Russian inflation is in focus for 2019 as prices began to rise at the end of 2018 and ended the year slightly above the Central Bank of Russia (CBR) target rate of 4%. However, the World Bank says that inflation will remain low this year and growth will be 1.5%, the same as in 2018, according to the multilateral lender’s January 2019 World Economic Outlook.
The US government has threatened to impose “crushing” sanctions on Russia that are scheduled to be considered in the first quarter. The CBR is already in defensive mode, anticipating severe sanctions with pre-emptive rate hikes in September and December at a time when inflationary pressures remained under control.
"Although economic sanctions tightened, Russia experienced relatively low and stable inflation and increased oil production. As a result of robust domestic activity, the Russian economy expanded at a 1.6% pace in the year just ended," according to "Global Economic Prospects. Darkening Skies," the January 2019 World Economic Outlook by the World Bank.
Russian oil production rose to a post-Soviet record high of 11.16mn barrels per day (bpd) last year on an annual average basis, data from its energy ministry showed on January 2.
The World Bank also predicted that oil prices would average $67 in 2019, which is an increase from the $54 average in December, but less than the $75-plus oil prices average for most of the third and fourth quarter of last year.
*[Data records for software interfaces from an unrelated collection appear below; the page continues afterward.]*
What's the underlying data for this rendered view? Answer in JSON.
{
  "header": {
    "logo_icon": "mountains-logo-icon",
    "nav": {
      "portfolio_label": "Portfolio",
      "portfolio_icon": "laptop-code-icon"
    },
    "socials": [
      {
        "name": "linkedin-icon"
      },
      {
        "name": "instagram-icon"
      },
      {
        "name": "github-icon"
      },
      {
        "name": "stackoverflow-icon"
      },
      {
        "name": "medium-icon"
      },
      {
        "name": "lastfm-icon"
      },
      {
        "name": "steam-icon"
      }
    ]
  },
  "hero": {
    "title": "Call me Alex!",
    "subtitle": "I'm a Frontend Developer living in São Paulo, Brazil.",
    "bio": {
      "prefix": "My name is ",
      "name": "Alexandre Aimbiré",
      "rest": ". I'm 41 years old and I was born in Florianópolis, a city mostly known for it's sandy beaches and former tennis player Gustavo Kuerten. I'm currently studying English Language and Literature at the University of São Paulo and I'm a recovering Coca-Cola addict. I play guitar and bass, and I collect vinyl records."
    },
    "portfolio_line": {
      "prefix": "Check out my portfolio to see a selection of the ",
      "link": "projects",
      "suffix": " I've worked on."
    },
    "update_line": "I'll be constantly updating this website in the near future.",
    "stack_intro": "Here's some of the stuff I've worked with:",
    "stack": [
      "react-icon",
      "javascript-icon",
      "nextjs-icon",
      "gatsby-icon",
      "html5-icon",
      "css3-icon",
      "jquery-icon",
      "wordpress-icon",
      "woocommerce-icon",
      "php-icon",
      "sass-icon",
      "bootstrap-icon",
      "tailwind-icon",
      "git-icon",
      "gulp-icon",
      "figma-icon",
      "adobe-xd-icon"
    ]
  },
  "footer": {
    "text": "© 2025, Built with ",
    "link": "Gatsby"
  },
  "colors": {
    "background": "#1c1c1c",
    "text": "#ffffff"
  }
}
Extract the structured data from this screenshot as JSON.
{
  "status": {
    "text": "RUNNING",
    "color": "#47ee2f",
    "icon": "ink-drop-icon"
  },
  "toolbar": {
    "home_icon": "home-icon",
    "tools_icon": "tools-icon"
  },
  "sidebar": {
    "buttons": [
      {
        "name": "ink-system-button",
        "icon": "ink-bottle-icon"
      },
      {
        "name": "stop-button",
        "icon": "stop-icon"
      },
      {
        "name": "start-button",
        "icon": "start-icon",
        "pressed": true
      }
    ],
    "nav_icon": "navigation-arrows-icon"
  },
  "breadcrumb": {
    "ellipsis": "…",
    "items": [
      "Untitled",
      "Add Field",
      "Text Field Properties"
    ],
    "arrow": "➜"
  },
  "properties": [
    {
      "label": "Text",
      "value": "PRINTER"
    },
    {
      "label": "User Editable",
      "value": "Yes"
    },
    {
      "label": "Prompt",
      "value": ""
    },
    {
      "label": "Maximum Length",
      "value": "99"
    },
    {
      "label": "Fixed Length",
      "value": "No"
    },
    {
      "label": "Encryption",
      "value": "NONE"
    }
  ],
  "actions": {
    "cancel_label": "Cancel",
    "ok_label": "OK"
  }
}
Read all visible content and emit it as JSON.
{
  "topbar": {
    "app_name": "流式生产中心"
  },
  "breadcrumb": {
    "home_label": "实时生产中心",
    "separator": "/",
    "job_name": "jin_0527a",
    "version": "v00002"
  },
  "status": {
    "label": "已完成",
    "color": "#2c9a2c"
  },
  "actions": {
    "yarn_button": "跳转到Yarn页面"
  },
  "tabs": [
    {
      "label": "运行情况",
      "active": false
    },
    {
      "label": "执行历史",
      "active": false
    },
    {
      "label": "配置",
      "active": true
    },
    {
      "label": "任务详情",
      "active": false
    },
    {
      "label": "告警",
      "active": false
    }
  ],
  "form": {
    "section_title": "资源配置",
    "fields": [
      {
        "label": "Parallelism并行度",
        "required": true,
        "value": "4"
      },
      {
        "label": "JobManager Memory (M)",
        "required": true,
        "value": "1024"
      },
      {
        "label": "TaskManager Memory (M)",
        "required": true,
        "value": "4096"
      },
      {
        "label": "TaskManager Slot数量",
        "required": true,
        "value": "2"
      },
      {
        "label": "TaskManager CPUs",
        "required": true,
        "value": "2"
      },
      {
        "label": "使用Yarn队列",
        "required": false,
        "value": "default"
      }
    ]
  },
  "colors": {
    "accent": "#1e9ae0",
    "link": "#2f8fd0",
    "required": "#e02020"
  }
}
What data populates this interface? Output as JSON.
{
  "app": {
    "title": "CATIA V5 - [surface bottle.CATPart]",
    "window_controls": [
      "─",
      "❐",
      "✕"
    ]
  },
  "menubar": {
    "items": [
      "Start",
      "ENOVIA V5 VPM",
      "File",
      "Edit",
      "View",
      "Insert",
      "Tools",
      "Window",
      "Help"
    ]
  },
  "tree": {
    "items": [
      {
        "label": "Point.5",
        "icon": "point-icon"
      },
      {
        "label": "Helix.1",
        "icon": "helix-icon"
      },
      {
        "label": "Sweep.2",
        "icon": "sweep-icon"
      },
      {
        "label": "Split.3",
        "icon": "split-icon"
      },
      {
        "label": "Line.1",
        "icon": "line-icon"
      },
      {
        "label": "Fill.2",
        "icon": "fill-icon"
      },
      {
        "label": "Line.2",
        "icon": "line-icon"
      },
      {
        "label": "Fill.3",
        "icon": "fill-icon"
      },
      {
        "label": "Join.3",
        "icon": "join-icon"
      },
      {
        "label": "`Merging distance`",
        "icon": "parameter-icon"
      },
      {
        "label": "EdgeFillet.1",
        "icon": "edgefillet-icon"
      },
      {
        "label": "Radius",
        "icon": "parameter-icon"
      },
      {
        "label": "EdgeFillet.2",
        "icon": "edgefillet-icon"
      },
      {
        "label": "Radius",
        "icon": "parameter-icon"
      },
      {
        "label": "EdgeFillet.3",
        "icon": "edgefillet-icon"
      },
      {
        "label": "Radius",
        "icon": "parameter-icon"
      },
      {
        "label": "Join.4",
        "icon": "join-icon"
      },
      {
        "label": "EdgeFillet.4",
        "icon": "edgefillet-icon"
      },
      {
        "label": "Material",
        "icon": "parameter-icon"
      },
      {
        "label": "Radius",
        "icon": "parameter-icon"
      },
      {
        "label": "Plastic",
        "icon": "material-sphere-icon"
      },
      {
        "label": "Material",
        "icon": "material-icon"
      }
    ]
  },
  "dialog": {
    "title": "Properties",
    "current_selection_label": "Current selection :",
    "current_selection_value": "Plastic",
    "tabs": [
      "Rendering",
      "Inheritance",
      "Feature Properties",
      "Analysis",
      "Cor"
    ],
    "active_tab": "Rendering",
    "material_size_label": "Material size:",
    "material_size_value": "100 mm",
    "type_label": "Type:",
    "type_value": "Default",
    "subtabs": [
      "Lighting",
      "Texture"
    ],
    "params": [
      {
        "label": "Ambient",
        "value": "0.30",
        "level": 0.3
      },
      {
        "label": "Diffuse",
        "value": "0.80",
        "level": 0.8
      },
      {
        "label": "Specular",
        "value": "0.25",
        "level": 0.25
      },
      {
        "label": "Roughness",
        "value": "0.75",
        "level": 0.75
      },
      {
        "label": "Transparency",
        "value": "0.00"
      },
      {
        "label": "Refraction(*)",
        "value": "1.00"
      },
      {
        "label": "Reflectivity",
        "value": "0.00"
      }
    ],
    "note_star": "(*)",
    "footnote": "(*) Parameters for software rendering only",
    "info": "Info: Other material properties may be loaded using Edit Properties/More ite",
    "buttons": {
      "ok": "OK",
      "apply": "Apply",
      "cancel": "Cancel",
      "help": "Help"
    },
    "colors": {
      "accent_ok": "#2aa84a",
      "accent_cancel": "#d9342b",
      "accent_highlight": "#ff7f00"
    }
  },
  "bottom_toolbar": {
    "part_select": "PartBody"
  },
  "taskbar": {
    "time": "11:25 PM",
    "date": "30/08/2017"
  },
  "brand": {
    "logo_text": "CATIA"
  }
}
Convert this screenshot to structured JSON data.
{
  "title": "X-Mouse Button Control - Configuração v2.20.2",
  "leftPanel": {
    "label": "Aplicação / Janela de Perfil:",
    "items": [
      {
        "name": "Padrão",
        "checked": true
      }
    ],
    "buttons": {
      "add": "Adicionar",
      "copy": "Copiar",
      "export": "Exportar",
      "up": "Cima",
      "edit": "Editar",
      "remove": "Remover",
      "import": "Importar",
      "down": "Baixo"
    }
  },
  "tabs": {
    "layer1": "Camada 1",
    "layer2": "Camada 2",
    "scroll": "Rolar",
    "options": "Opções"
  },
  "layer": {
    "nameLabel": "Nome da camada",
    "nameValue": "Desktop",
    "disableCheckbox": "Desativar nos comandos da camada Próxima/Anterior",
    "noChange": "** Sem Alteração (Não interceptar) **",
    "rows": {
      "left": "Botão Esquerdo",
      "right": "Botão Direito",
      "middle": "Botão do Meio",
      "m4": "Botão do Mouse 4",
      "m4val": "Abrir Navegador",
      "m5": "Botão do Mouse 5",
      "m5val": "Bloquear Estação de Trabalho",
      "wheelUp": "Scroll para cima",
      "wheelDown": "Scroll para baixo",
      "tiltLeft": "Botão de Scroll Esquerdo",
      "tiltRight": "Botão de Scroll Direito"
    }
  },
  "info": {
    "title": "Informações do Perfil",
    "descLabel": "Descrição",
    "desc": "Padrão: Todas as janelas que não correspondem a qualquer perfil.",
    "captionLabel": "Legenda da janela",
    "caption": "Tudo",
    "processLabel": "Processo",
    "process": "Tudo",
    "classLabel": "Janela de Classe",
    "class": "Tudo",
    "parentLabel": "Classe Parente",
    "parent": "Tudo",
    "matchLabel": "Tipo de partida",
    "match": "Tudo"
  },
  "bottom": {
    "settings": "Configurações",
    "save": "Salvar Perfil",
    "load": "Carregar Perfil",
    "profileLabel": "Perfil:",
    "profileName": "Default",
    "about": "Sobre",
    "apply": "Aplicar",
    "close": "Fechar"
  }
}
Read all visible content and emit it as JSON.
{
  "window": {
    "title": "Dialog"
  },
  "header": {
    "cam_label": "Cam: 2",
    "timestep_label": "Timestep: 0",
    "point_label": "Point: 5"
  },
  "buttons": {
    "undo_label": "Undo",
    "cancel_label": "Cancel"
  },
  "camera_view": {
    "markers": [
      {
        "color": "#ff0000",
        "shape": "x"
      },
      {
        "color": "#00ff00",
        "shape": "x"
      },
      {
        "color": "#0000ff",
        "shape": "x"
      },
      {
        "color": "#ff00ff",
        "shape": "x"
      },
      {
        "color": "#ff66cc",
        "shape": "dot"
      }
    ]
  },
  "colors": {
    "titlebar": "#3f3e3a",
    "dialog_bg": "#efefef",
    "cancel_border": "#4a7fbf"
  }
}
Even at $67 the oil price won’t hurt Russia’s economy badly as the budget currently breaks even at $50, according to BCS Global Markets. Indeed, a slightly lower oil price will help hold inflation down closer to the CBR’s target of 4%.
"Oil prices are projected to be flat, on average, during 2019-21, at $67 per barrel, potentially limiting fiscal and export revenue increases in oil-producing economies," the World Bank analysts say, adding that the uncertainty of the forecasts is high. "Oil prices averaged $68 per barrel (bbl) in 2018, a touch lower than June forecasts but about 30% higher than in 2017," according to the report, cited by Tass.
In 2020 and 2021, the World Bank expects an increase in the growth rate of Russia's GDP to 1.8%. In October, the International Monetary Fund (IMF) raised its forecast for Russia's GDP growth in 2019 by 0.3%, to 1.8%. The IMF maintained its forecast for GDP growth in 2018 at 1.7%. At the same time, the IMF expects inflation in Russia in 2018 at the level of 2.8% due to moderately tight monetary policy.
The government is considerably more optimistic. While the official growth forecast for 2019 is also a low 1.8%, the state is hoping the first effects of the RUB2 trillion a year May Decrees investment programme will start making themselves felt this year and lead to 3%-plus growth from 2020 onwards.
Amongst the many targets Russian President Vladimir Putin set in the decrees is for Russia’s economic growth to outpace global growth. That task has been made easier after the World Bank predicted that global growth will slow to 2.9% in 2019 in its January economic outlook.